Lotus had a miserable home Grand Prix, suffering yet more reliability issues and a general lack of pace that saw them racing amongst the Saubers, themselves also still unable to conquer their brake-by-wire troubles. Adrian Sutil has proven himself a capable and reliable driver within Formula 1, but is being made to look amateur by erratic braking performance pitching him into gravel traps when things start to look up as they were in Q3. Sutil finished where he started in 13th, 16 seconds behind Grosjean's Lotus but equally just 15 seconds ahead of Bianchi's Marussia. As for their team mates however, Gutierrez survived the opening carnage only to cause his own when he pitched Maldonado almost into a roll. Initially I felt that Maldonado had turned across him early, but the move was never on for Gutierrez who almost failed to slow down for the turn at all. Maldonado did well to carry on with a car that had certain damage to it caused by such a launch and landing. Cynical viewers may think it was deserved however for his similar move on Gutierrez in Bahrain, but it should never be tolerated and Gutierrez will be demoted 3 grid slots in Germany - a light penalty to me given some of the others handed out already this year.

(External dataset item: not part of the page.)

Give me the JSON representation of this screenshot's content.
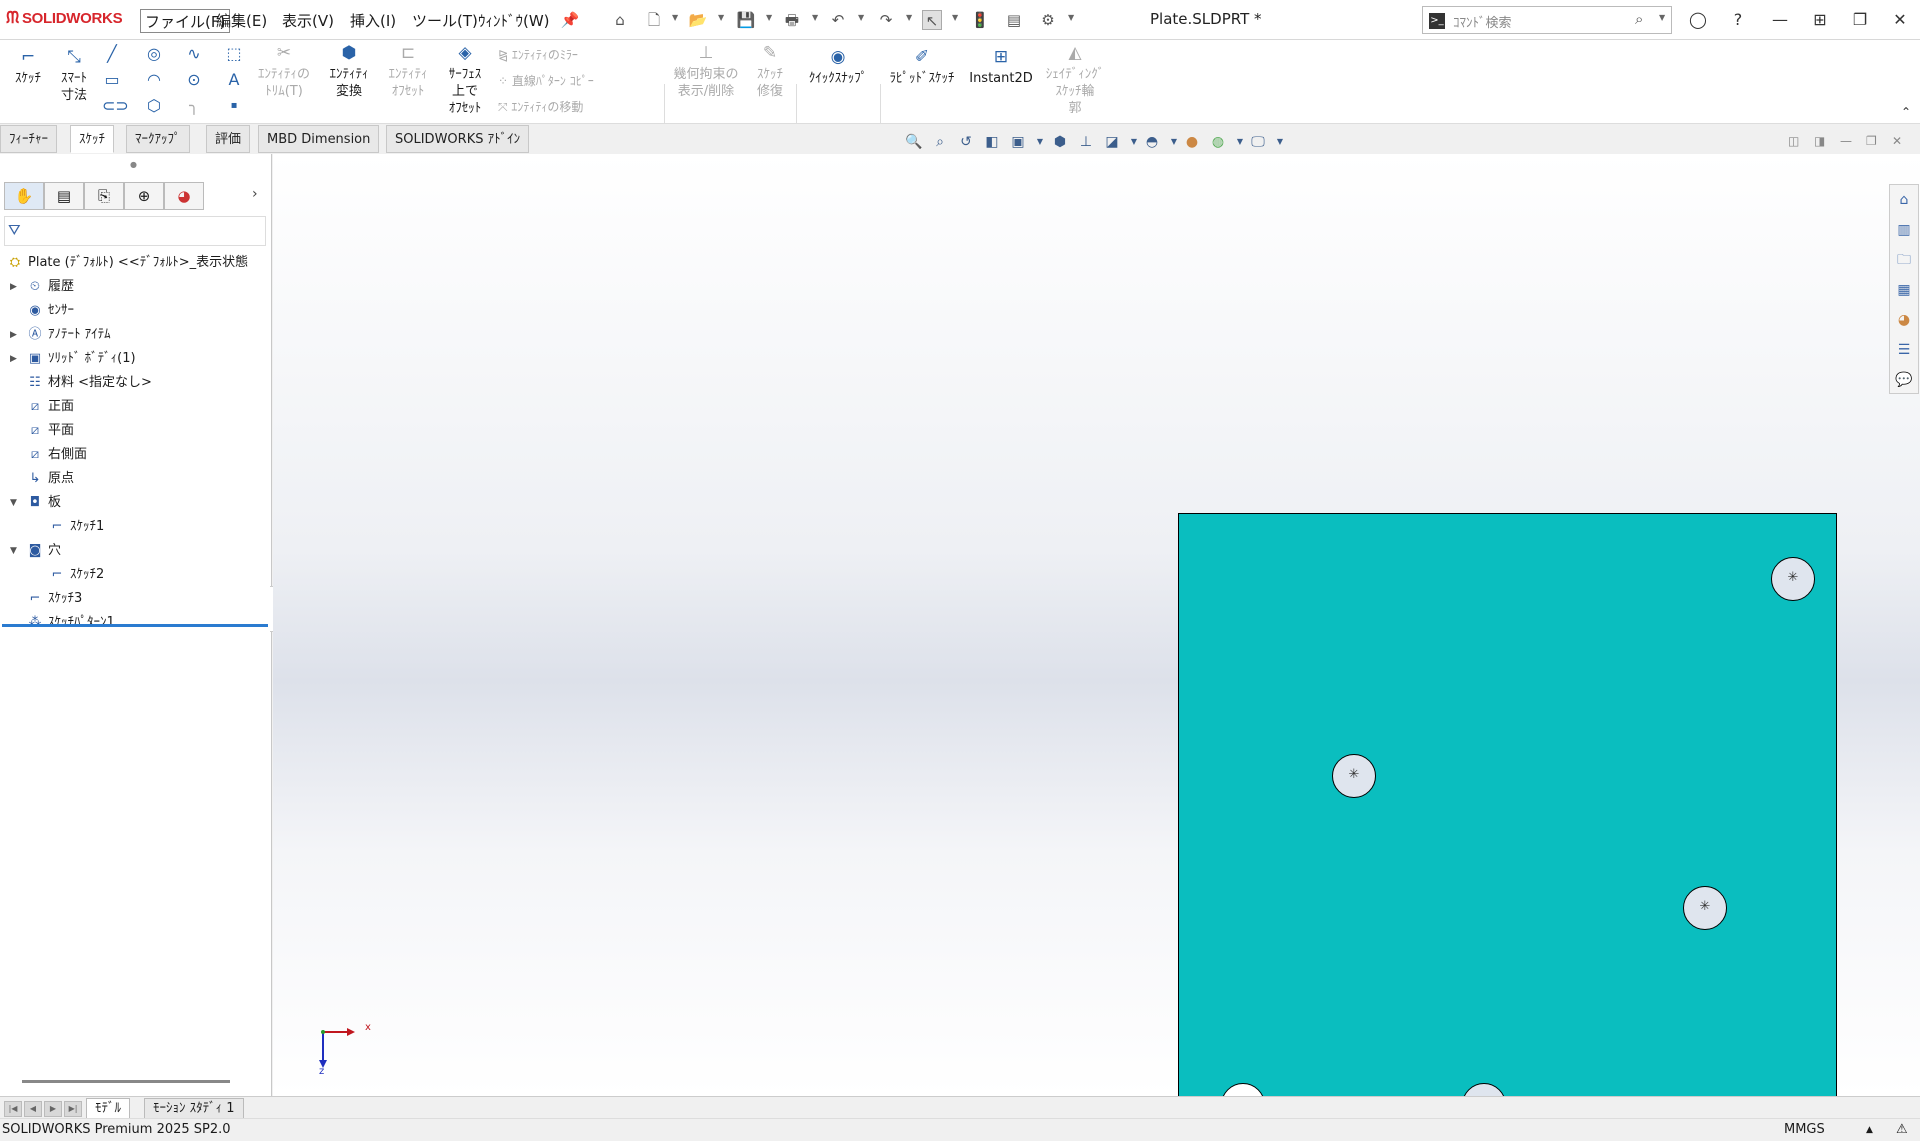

The Saubers chasing down Jules Bianchi early in the race, with the Lotus drivers on their tails.

Marussia made the most of the mixed weather on Saturday to achieve their best grid position, and were unfortunate that Max Chilton had to take a grid penalty for a change of gearbox. Nevertheless it was a great display from Jules Bianchi in the race, holding his own against the nearest challengers and not having been beaten by a wide margin. Chilton was very lucky in the aftermath of Kimi Raikkonen's crash, as a tyre carcass flew across the circuit, made a mess of the front of his Marussia and came so very close to hitting his helmet. A very lucky guy indeed following the awful scenes for Felipe Massa in Hungary 5 years ago. Marussia seem to finally making headway in their battle to join those midfield teams, leaving Caterham fighting themselves and potentially the new teams in 2015. It is unsurprising therefore to see them sold off by Tony Fernandes to a consortium lead by Colin Kolles, known for his time at the Midland and HRT teams. Ex F1 driver Christijan Albers will take over running of the team. They will hope that some fresh ideas can inject new found drive within the team and claw back the difference to the Marussia team and those ahead of them.

This photograph taken trackside really highlights just how close to Max Chilton's head the tyre carcass, a very worrying sight within Formula 1. Will the discussion over closed cockpits return?